• **Your task**: Report, as a bare number, how many lines in the data contain "Bölüm".

[Dataset rows for apps and sites]
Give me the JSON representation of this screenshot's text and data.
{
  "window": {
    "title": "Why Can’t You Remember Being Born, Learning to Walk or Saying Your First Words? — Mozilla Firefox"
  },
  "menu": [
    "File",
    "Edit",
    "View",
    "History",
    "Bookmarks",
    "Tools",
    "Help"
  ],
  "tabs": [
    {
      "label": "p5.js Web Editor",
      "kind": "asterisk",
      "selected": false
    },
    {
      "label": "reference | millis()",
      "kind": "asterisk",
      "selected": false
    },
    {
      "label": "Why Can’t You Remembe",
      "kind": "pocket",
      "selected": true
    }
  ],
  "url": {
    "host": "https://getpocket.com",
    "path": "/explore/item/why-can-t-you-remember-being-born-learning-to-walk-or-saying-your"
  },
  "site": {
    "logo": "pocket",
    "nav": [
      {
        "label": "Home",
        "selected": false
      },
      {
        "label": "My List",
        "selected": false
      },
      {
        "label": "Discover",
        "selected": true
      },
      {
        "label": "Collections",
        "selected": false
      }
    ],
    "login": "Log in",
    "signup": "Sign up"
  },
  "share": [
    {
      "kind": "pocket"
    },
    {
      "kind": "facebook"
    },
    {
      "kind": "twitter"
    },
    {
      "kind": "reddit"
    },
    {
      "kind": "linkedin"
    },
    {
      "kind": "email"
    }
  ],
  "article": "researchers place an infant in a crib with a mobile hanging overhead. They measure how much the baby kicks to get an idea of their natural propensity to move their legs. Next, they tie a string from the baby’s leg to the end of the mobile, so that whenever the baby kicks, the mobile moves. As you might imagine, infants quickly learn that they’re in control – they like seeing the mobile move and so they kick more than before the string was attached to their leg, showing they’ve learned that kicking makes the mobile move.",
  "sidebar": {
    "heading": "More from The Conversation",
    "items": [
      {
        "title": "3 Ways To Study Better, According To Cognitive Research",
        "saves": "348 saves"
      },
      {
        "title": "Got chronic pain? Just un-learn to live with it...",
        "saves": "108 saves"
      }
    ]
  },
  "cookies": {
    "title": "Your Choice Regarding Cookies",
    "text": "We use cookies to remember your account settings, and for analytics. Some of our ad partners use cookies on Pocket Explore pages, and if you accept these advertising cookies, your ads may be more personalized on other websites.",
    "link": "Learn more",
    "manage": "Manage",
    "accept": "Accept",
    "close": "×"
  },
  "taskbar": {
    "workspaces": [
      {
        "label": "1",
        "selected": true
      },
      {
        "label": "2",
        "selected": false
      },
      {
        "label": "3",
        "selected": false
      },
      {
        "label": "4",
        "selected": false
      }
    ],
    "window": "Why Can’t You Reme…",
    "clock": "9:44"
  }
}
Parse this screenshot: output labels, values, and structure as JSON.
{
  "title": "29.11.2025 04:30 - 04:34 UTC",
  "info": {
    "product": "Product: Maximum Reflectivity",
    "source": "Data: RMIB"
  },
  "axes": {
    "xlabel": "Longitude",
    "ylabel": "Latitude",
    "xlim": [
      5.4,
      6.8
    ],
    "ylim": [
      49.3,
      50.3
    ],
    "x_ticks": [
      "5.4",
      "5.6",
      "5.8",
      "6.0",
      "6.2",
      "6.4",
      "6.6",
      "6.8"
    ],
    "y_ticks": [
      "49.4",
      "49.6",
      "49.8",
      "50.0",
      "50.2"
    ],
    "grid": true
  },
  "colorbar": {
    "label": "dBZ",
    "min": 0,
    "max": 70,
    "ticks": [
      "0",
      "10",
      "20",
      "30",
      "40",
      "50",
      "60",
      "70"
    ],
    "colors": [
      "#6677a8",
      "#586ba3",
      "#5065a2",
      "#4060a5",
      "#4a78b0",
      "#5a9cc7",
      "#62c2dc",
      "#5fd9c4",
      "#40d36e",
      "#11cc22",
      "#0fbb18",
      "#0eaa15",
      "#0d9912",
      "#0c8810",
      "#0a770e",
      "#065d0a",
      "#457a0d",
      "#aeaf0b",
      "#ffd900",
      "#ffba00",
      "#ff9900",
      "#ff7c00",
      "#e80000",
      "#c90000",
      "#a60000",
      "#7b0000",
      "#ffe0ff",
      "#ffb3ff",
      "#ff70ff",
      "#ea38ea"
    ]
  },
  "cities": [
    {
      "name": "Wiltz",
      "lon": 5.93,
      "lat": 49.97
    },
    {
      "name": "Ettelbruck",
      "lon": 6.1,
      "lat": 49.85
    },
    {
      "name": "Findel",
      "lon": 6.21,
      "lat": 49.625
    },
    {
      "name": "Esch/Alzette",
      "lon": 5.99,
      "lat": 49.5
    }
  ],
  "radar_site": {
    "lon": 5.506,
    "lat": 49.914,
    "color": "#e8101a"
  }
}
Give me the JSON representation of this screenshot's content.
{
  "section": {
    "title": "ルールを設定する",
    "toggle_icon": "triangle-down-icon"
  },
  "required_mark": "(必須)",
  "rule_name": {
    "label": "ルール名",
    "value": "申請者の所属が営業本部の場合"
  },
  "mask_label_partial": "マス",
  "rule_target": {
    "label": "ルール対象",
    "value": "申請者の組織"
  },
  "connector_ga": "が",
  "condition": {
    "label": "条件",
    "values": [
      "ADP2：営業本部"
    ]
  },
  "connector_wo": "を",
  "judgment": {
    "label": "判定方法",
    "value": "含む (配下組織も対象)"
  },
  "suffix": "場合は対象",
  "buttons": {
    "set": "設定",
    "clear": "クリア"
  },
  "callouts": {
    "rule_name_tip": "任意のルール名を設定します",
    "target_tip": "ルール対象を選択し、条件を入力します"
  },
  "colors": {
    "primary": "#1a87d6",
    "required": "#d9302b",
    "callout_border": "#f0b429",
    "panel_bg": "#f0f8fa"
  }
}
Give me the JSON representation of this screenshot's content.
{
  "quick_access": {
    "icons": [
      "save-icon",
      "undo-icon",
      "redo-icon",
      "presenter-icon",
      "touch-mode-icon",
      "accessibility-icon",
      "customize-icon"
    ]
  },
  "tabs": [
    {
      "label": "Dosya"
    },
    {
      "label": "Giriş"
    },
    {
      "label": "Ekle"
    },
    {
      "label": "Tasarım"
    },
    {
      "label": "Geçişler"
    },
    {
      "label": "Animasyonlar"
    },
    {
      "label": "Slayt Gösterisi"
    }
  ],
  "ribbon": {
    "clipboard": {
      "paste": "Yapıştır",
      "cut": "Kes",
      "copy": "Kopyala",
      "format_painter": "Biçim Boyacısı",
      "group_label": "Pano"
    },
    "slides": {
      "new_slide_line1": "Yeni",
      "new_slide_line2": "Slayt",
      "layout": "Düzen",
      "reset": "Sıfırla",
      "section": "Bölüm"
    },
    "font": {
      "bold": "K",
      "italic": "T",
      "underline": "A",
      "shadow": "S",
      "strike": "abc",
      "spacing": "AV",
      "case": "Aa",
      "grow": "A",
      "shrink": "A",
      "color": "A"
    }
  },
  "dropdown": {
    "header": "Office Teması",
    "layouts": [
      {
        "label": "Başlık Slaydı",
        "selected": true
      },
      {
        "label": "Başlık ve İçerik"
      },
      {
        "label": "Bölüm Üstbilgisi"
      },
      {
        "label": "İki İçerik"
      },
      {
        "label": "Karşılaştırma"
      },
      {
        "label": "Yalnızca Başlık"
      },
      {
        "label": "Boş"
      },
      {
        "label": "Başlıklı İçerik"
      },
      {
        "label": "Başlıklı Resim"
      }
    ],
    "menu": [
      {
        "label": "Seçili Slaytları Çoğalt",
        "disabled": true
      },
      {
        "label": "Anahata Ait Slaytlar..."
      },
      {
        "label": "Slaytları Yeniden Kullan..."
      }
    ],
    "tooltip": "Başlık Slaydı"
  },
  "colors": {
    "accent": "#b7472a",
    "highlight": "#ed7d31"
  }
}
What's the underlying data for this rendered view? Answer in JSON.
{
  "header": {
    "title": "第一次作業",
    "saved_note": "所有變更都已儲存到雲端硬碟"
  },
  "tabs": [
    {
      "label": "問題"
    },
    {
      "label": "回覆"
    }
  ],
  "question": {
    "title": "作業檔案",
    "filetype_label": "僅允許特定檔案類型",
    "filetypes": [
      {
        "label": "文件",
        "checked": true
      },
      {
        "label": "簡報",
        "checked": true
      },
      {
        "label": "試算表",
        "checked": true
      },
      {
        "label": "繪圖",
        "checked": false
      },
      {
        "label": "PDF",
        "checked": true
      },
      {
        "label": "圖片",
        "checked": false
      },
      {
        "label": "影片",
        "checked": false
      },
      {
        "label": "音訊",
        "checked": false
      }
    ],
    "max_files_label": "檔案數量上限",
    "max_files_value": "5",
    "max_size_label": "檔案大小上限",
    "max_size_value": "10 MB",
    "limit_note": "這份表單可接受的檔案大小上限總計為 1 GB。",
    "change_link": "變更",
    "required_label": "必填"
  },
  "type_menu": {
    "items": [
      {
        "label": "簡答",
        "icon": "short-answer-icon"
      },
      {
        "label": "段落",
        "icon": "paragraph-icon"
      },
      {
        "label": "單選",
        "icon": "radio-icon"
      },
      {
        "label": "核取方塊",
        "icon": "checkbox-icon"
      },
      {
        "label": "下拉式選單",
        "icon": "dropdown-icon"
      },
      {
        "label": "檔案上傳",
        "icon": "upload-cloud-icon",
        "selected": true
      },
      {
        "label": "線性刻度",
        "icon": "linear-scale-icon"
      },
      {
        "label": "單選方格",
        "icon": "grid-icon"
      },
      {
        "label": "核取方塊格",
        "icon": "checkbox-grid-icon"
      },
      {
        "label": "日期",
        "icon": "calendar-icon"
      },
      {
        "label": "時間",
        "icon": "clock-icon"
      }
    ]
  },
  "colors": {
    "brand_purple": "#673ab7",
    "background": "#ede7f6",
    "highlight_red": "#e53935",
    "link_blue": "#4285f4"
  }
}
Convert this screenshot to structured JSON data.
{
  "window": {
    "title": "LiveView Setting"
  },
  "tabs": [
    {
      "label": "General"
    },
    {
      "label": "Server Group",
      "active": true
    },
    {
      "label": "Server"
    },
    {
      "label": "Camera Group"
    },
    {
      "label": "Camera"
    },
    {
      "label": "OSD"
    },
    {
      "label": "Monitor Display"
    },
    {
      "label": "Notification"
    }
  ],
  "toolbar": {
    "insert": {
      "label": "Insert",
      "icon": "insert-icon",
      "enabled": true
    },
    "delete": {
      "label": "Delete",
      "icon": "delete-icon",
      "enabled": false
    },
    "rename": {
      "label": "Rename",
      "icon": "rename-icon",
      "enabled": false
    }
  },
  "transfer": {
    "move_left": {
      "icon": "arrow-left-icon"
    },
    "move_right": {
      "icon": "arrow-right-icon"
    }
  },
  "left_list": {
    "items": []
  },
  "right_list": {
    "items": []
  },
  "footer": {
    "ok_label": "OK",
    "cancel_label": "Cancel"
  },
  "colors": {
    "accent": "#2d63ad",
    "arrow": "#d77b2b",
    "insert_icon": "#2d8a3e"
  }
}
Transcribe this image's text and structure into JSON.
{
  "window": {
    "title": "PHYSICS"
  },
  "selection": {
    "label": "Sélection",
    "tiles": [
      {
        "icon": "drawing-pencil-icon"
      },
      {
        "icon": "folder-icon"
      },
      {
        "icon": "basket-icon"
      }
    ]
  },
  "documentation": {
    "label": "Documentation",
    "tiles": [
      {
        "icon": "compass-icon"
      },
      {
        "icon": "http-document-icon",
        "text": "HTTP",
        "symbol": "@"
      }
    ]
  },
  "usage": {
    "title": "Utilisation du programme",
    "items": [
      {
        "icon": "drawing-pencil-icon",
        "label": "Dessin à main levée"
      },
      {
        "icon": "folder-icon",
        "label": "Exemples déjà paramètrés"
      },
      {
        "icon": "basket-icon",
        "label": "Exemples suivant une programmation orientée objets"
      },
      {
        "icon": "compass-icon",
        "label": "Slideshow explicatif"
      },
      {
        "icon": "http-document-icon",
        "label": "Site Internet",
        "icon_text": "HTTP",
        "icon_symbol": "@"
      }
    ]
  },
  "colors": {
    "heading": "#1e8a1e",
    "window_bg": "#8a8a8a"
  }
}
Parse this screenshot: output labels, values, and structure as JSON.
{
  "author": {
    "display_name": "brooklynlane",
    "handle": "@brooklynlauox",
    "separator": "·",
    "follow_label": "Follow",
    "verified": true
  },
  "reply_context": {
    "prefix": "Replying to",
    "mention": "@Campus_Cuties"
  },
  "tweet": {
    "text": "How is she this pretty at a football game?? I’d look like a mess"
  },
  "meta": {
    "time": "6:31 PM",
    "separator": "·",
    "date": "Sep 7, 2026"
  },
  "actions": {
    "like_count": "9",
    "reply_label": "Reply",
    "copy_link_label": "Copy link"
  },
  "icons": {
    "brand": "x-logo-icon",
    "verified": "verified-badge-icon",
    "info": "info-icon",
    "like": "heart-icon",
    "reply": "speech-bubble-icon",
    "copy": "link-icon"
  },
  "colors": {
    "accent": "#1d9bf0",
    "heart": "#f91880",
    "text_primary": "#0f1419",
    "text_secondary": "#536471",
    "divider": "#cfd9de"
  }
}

• **Written solution**: 2